WORK REQUEST:
Print the data verbatim. Leave every image out.

(Data about app and page elements)
--- START ---

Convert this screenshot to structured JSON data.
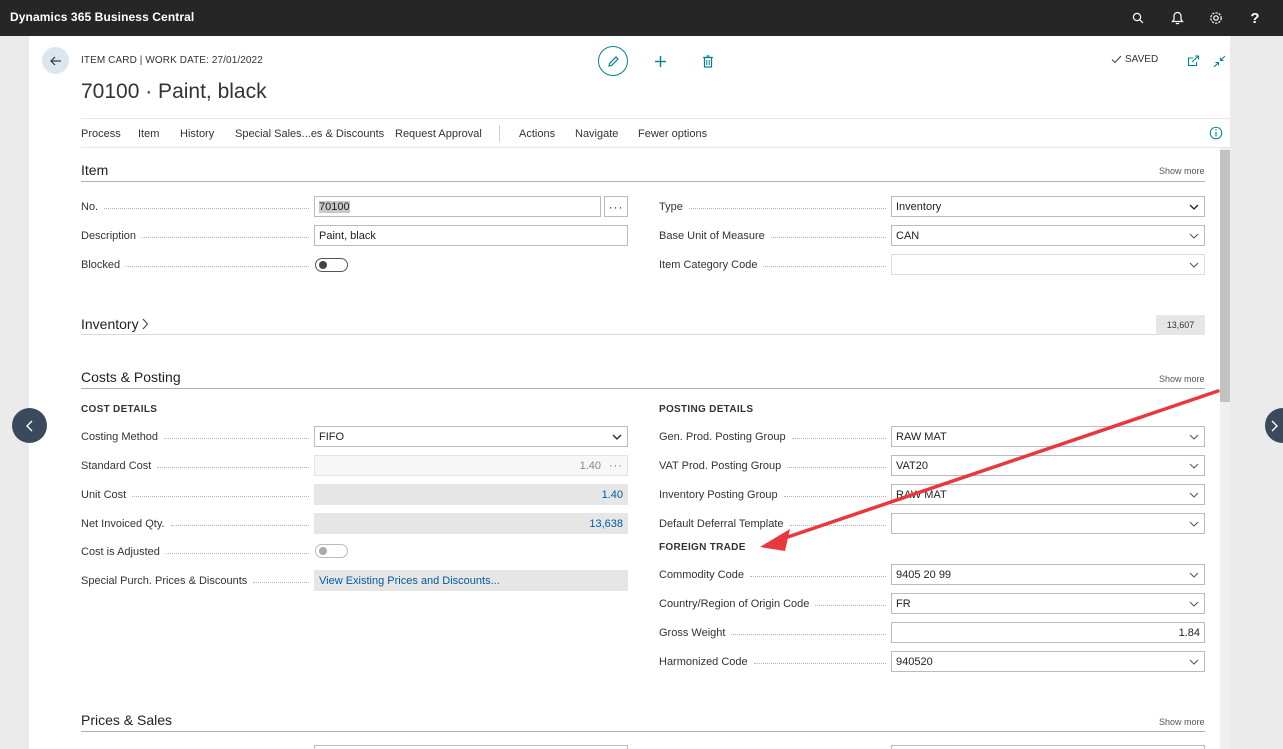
{
  "topbar": {
    "title": "Dynamics 365 Business Central"
  },
  "header": {
    "breadcrumb": "ITEM CARD | WORK DATE: 27/01/2022",
    "title": "70100 · Paint, black",
    "saved": "SAVED"
  },
  "actions": [
    "Process",
    "Item",
    "History",
    "Special Sales...es & Discounts",
    "Request Approval",
    "Actions",
    "Navigate",
    "Fewer options"
  ],
  "item": {
    "title": "Item",
    "show_more": "Show more",
    "no_label": "No.",
    "no_value": "70100",
    "desc_label": "Description",
    "desc_value": "Paint, black",
    "blocked_label": "Blocked",
    "type_label": "Type",
    "type_value": "Inventory",
    "base_uom_label": "Base Unit of Measure",
    "base_uom_value": "CAN",
    "cat_label": "Item Category Code",
    "cat_value": ""
  },
  "inventory": {
    "title": "Inventory",
    "value": "13,607"
  },
  "costs": {
    "title": "Costs & Posting",
    "show_more": "Show more",
    "cost_details": "COST DETAILS",
    "costing_method_label": "Costing Method",
    "costing_method_value": "FIFO",
    "standard_cost_label": "Standard Cost",
    "standard_cost_value": "1.40",
    "unit_cost_label": "Unit Cost",
    "unit_cost_value": "1.40",
    "net_inv_label": "Net Invoiced Qty.",
    "net_inv_value": "13,638",
    "cost_adj_label": "Cost is Adjusted",
    "special_purch_label": "Special Purch. Prices & Discounts",
    "special_purch_value": "View Existing Prices and Discounts...",
    "posting_details": "POSTING DETAILS",
    "gen_prod_label": "Gen. Prod. Posting Group",
    "gen_prod_value": "RAW MAT",
    "vat_prod_label": "VAT Prod. Posting Group",
    "vat_prod_value": "VAT20",
    "inv_posting_label": "Inventory Posting Group",
    "inv_posting_value": "RAW MAT",
    "deferral_label": "Default Deferral Template",
    "deferral_value": "",
    "foreign_trade": "FOREIGN TRADE",
    "commodity_label": "Commodity Code",
    "commodity_value": "9405 20 99",
    "origin_label": "Country/Region of Origin Code",
    "origin_value": "FR",
    "gross_weight_label": "Gross Weight",
    "gross_weight_value": "1.84",
    "harmonized_label": "Harmonized Code",
    "harmonized_value": "940520"
  },
  "prices": {
    "title": "Prices & Sales",
    "show_more": "Show more"
  },
  "colors": {
    "topbar": "#262626",
    "accent": "#00838f",
    "annotation_arrow": "#e8383d"
  }
}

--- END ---

EXERCISE ANSWER:
Convert this screenshot to structured JSON data.
{
  "topbar": {
    "title": "Dynamics 365 Business Central"
  },
  "header": {
    "breadcrumb": "ITEM CARD | WORK DATE: 27/01/2022",
    "title": "70100 · Paint, black",
    "saved": "SAVED"
  },
  "actions": [
    "Process",
    "Item",
    "History",
    "Special Sales...es & Discounts",
    "Request Approval",
    "Actions",
    "Navigate",
    "Fewer options"
  ],
  "item": {
    "title": "Item",
    "show_more": "Show more",
    "no_label": "No.",
    "no_value": "70100",
    "desc_label": "Description",
    "desc_value": "Paint, black",
    "blocked_label": "Blocked",
    "type_label": "Type",
    "type_value": "Inventory",
    "base_uom_label": "Base Unit of Measure",
    "base_uom_value": "CAN",
    "cat_label": "Item Category Code",
    "cat_value": ""
  },
  "inventory": {
    "title": "Inventory",
    "value": "13,607"
  },
  "costs": {
    "title": "Costs & Posting",
    "show_more": "Show more",
    "cost_details": "COST DETAILS",
    "costing_method_label": "Costing Method",
    "costing_method_value": "FIFO",
    "standard_cost_label": "Standard Cost",
    "standard_cost_value": "1.40",
    "unit_cost_label": "Unit Cost",
    "unit_cost_value": "1.40",
    "net_inv_label": "Net Invoiced Qty.",
    "net_inv_value": "13,638",
    "cost_adj_label": "Cost is Adjusted",
    "special_purch_label": "Special Purch. Prices & Discounts",
    "special_purch_value": "View Existing Prices and Discounts...",
    "posting_details": "POSTING DETAILS",
    "gen_prod_label": "Gen. Prod. Posting Group",
    "gen_prod_value": "RAW MAT",
    "vat_prod_label": "VAT Prod. Posting Group",
    "vat_prod_value": "VAT20",
    "inv_posting_label": "Inventory Posting Group",
    "inv_posting_value": "RAW MAT",
    "deferral_label": "Default Deferral Template",
    "deferral_value": "",
    "foreign_trade": "FOREIGN TRADE",
    "commodity_label": "Commodity Code",
    "commodity_value": "9405 20 99",
    "origin_label": "Country/Region of Origin Code",
    "origin_value": "FR",
    "gross_weight_label": "Gross Weight",
    "gross_weight_value": "1.84",
    "harmonized_label": "Harmonized Code",
    "harmonized_value": "940520"
  },
  "prices": {
    "title": "Prices & Sales",
    "show_more": "Show more"
  },
  "colors": {
    "topbar": "#262626",
    "accent": "#00838f",
    "annotation_arrow": "#e8383d"
  }
}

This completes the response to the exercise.